Dark Horse Presents #1 (Volume 3, #194)
Written by: Geof Darrow, David Mack, Peter Hogan, Brendon McCarthy, Jimmy Palmiotti, Justin Gray, Damon Gentry
Art by: Geof Darrow, David Mack, Steve Parkhouse, Andy Kuhn, Aaron Conley
Review by Nick Guerrera
Featuring an eclectic mix of art and writing styles, Dark Horse Presents #1 is 56 pages of short, fun, bizarre, and imaginative stories compiled into a $4.99 anthology. You don’t always know what you’re going to get in an anthology, but in the case of Dark Horse Presents #1, there are enough familiar faces involved to make an investment of your time, money, and imagination, very worthwhile.

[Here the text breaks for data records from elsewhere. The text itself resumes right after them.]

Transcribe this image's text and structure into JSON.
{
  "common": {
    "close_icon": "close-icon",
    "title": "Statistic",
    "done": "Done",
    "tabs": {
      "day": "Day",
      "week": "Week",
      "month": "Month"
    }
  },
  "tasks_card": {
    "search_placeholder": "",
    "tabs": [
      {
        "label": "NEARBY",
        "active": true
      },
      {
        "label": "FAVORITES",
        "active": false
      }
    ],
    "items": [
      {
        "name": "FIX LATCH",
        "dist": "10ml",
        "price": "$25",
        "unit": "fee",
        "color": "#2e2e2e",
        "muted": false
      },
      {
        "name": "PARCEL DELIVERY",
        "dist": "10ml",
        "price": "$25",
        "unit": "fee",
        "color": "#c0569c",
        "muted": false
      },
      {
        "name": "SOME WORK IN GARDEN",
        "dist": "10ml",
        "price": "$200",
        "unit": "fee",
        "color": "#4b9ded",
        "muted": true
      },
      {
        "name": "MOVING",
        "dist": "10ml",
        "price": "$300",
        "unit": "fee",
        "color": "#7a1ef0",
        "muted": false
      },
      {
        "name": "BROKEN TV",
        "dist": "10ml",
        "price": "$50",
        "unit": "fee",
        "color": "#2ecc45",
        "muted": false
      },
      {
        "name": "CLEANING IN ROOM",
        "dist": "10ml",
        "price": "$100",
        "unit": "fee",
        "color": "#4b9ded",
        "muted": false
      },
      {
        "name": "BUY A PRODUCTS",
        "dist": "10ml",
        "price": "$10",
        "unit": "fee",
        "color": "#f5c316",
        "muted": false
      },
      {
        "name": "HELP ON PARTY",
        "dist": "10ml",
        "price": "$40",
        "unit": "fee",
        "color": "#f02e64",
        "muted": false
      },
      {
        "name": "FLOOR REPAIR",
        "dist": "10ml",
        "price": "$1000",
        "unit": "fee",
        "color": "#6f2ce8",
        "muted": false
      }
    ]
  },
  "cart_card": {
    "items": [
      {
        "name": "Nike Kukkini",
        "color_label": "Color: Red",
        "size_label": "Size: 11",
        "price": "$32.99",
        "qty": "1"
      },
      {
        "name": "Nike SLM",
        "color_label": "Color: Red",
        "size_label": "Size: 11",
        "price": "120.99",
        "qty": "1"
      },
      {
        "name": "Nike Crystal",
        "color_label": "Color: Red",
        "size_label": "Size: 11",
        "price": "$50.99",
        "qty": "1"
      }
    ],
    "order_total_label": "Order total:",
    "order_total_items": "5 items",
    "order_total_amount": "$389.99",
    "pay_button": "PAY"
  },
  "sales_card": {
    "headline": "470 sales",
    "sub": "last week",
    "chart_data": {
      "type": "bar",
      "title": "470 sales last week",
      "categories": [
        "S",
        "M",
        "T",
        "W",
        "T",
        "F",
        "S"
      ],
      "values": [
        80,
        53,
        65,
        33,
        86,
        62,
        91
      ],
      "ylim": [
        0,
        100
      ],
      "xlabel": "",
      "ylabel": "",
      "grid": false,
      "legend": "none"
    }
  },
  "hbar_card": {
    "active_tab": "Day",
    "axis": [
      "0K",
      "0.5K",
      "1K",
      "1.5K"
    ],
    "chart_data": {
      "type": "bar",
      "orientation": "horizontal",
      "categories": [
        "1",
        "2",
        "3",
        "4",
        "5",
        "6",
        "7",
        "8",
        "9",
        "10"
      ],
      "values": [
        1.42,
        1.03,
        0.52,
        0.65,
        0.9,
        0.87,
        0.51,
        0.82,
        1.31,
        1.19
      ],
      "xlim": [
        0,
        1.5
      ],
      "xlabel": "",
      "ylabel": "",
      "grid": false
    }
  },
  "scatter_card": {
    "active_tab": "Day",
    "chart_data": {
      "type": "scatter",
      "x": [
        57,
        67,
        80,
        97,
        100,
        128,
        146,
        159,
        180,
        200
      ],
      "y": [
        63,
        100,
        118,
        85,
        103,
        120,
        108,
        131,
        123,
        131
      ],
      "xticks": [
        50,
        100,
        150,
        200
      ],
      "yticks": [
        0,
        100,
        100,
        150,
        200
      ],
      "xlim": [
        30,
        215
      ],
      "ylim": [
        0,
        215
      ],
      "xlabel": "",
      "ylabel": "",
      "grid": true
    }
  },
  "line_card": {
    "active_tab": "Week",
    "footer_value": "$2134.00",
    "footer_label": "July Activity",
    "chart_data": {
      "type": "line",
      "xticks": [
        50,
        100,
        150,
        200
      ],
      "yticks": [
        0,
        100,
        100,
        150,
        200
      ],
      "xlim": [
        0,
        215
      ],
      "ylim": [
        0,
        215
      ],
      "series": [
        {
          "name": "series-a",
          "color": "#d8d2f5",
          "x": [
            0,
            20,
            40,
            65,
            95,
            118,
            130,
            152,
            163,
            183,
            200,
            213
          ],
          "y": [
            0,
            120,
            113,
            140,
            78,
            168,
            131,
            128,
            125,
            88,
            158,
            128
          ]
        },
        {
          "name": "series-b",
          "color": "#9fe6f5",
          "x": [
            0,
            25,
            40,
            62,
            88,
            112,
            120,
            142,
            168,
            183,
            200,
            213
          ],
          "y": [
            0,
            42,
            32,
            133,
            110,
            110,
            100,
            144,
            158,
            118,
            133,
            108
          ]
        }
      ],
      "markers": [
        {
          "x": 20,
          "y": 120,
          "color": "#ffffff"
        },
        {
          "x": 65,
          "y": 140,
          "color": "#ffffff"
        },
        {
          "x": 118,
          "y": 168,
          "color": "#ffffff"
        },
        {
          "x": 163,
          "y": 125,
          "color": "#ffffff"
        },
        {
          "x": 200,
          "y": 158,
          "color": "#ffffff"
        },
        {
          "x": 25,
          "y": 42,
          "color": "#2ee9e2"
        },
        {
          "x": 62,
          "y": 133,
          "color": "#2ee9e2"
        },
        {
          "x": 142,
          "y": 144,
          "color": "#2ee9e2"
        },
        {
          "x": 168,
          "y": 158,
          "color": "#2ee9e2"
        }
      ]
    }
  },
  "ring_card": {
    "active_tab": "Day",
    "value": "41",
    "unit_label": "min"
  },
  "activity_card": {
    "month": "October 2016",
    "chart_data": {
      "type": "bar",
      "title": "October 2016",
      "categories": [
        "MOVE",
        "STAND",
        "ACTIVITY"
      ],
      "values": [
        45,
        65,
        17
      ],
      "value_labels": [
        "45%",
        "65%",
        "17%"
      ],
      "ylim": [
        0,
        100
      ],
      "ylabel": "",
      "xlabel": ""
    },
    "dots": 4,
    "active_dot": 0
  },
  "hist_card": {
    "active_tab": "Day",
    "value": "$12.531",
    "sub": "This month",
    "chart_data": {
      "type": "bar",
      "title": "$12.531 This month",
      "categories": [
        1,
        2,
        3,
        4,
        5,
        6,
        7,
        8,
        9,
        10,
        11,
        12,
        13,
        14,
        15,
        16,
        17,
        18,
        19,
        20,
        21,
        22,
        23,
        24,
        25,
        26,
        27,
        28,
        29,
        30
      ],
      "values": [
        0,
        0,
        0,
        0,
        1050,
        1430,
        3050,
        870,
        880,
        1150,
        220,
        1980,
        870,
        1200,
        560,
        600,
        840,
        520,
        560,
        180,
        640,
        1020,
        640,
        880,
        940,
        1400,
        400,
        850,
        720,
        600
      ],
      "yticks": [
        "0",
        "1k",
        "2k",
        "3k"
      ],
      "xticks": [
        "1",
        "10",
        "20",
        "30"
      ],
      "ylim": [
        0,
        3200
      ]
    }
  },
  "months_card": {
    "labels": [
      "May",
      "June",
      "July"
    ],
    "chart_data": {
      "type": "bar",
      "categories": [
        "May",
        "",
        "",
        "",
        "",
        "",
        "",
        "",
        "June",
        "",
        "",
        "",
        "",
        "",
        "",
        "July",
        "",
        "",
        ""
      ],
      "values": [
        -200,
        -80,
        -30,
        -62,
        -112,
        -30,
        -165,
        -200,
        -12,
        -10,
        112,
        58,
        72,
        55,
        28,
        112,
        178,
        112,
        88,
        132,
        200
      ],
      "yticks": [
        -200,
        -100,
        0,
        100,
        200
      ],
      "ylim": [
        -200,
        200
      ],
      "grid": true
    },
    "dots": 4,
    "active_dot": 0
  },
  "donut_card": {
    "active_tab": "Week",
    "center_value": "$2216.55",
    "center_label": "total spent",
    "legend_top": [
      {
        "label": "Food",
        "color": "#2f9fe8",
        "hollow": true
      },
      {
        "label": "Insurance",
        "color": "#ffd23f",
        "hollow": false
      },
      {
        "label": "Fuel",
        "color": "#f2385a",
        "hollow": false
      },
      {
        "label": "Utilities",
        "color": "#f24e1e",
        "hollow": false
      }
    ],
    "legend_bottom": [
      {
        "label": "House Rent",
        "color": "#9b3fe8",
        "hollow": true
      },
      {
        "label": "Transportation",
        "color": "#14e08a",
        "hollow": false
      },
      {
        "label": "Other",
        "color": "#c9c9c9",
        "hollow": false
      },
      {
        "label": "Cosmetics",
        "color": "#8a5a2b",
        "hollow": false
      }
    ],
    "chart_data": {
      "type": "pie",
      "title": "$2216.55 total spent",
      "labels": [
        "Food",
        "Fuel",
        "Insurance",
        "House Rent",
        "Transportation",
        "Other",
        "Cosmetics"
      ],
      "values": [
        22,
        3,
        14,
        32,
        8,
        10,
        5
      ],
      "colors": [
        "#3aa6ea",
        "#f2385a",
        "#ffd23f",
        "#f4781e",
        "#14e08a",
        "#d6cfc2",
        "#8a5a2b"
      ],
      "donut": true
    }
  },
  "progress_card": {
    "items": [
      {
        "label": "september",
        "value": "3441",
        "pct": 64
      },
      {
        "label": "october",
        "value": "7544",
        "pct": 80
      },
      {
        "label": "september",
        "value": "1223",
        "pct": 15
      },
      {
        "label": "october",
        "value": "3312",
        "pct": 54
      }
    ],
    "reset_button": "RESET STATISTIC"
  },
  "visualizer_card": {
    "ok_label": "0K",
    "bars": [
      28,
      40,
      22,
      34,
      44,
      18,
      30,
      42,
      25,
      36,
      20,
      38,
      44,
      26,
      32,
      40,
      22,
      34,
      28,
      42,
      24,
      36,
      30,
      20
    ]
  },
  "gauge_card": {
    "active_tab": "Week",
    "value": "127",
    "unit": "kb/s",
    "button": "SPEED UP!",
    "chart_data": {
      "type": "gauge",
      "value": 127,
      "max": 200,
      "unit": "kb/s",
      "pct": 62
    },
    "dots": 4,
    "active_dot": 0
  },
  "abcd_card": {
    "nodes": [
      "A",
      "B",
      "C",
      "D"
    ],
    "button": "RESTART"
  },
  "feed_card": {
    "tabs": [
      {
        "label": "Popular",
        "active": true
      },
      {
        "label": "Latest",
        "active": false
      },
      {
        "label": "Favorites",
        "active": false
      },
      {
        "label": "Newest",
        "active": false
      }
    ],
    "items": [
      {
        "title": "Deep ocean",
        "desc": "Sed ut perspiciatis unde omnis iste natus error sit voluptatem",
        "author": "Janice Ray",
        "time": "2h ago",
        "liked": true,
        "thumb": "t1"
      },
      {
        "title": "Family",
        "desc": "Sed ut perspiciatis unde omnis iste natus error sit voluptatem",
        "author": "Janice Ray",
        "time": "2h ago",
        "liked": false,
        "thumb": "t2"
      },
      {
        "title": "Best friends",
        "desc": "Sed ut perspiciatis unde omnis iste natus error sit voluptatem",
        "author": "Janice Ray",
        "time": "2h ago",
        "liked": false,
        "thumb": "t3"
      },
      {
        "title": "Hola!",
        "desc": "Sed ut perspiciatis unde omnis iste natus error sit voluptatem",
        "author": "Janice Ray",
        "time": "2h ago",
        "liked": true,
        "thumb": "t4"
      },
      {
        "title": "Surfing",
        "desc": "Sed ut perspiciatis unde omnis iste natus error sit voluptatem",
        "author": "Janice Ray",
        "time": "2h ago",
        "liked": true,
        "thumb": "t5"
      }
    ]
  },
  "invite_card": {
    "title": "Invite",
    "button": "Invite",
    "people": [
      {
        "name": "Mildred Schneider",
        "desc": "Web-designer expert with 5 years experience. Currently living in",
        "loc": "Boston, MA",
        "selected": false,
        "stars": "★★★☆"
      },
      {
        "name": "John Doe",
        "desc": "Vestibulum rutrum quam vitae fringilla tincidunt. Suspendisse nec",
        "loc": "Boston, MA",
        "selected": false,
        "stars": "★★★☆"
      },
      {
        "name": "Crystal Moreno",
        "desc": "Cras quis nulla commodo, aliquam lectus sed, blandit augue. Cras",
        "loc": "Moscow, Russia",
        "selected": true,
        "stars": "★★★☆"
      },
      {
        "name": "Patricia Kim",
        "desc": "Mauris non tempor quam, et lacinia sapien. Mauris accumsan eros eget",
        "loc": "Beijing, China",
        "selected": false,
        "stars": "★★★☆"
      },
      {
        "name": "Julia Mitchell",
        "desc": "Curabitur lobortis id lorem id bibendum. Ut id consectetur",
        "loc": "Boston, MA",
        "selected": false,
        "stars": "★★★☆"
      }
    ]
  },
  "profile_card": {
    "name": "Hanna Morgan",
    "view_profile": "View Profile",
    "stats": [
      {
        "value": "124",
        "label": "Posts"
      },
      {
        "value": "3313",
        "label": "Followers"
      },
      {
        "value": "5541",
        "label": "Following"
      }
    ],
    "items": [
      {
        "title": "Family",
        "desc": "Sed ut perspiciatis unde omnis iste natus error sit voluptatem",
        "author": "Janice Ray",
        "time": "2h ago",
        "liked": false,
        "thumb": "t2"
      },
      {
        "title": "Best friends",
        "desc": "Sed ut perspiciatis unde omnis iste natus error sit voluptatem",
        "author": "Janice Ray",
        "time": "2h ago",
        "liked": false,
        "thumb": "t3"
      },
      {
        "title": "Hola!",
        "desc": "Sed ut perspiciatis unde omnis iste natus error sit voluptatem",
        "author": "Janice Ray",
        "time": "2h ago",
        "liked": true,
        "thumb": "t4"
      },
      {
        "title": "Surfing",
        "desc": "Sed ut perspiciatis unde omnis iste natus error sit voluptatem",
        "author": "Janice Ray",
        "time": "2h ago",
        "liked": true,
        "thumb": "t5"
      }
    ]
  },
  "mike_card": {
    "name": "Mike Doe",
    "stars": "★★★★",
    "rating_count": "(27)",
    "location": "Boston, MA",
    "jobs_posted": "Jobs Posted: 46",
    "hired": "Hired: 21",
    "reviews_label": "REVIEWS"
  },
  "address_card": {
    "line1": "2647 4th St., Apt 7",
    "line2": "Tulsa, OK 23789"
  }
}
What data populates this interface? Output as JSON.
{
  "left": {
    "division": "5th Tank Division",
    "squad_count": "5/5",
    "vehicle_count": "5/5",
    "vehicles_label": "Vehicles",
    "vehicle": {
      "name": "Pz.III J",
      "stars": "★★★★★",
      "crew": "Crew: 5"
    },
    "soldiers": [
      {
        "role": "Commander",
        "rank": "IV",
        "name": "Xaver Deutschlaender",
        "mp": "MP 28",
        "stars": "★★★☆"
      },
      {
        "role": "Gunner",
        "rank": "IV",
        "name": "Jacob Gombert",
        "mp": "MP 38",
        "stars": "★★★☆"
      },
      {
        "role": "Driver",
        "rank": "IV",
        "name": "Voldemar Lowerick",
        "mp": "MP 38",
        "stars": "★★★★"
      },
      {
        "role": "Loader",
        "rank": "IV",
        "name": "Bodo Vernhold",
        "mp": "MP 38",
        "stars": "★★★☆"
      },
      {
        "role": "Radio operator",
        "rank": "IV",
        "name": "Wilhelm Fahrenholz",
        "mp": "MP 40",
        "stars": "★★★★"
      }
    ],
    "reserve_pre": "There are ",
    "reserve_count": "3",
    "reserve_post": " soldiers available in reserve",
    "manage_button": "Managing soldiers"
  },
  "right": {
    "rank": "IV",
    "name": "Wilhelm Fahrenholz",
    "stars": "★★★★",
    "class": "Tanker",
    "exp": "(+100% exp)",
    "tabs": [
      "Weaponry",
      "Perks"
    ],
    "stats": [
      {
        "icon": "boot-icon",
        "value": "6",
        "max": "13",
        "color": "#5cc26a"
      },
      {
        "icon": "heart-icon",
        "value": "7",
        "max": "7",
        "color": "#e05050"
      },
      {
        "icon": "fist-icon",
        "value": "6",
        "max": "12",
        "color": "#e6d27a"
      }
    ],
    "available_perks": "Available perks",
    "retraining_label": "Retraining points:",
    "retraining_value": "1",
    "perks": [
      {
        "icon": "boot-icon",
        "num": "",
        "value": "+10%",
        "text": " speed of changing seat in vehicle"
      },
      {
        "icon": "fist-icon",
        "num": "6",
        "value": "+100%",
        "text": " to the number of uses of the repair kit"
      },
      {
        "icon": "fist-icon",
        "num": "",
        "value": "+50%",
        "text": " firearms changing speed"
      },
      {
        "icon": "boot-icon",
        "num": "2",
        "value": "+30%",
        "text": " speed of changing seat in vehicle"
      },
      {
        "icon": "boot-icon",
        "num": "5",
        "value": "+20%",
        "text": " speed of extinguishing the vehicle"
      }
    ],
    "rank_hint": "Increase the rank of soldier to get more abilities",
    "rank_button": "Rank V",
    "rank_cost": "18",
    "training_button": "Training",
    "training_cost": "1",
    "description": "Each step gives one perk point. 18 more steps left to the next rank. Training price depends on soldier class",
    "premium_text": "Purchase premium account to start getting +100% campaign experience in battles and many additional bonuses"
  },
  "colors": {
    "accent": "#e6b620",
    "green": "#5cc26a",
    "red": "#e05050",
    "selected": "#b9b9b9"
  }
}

The cover and lead story feature The Big Guy and Rusty the Robot Boy, created in the mid-90’s by Frank Miller (Sin City, The Dark Knight Returns) and Geof Darrow (Hard Boiled, Shaolin Cowboy). Geof Darrow flies solo in this tale though, handling both the art and the writing. The intricacies in Darrow’s art are so fine that the story, while amusing, takes a back seat to the examination of each detail and every funny little joke placed in panel after panel.
Part monster story, part sci-fi, part social commentary, Darrow’s story serves as an excellent introduction to the personalities of the Big Guy and Rusty. The Big Guy shouts horrible one-liner after horrible one-liner as he bashes the monster and Rusty handles crowd control in the most ridiculous way. Speaking of crowd control, the real stars of this story are the nameless masses that wander the beach as the Big Guy and the monster brawl — too occupied with their cell phones, cigarettes, and garbage to be aware of, or concerned with, the immediate danger directly in front of them. There’s a lot of social and political commentary in these brief nine pages, and man is it fun.
Next up is another 90’s creation, Kabuki, in a story by David Mack titled “Kabuki: The Psy-Chic.” I was surprised how invested I became in this story given not only the short length but also the non-traditional “arts-craftsy-collagey” art style. Word balloons and narration look like they were cut from paper and glued to the page. Dreamy watercolors swim behind cut-out paper of varied textures to form figures, symbols, and even panel frames. It’s a very dreamy story that gives intriguing glimpses into Kabuki’s past while also giving us an idea of where her story goes from here.
Out of the six stories in Dark Horse Presents 31, I enjoyed the Kabuki and The Big Guy and Rusty the Boy Robot stories the most. The last four stories do have their charms, though. “Resident Alien: The Sam Hain Mystery Part One” (by Peter Hogan and Steve Parkhouse), for example, tells us the story of a clever alien with purple skin and pointy ears who needs to inconspicuously win a large sum of money. “Dream Gang” (by Brendan McCarthy with Nate Piekos of Blambot on letters) throws us into the trippy, cartoony dreams of an everyday modern man living the modern grind of life (sleep, commute, work, TV, repeat). In “Wrestling with Demons” (by Jimmy Palmiotti, Justin Gray, Andy Kuhn, John Rauch, and John J. Hill) a father/daughter road trip turns into a father’s worst nightmare when things go crazy in an old wild west ghost town. Lastly, “Sabertooth Swordsman: Colossal Casuals Crusades” (by Damon Gentry, Aaron Conley, and Joseph Bergin III) tells a short, exotic, adventure story starring a warrior tiger-man, illustrated in an animated, eye-popping style that seems influenced by classic 80’s video games and animation.
Buy it. Cover to cover, Dark Horse Presents #1 beautifully showcases the stories of unique characters and the talents of industry veterans, stars, and up-and-comers. If you enjoy engaging in thought-provoking storytelling methods and art styles without committing a lot of time, mental energy, or money, then Dark Horse Presents #1 is a must read.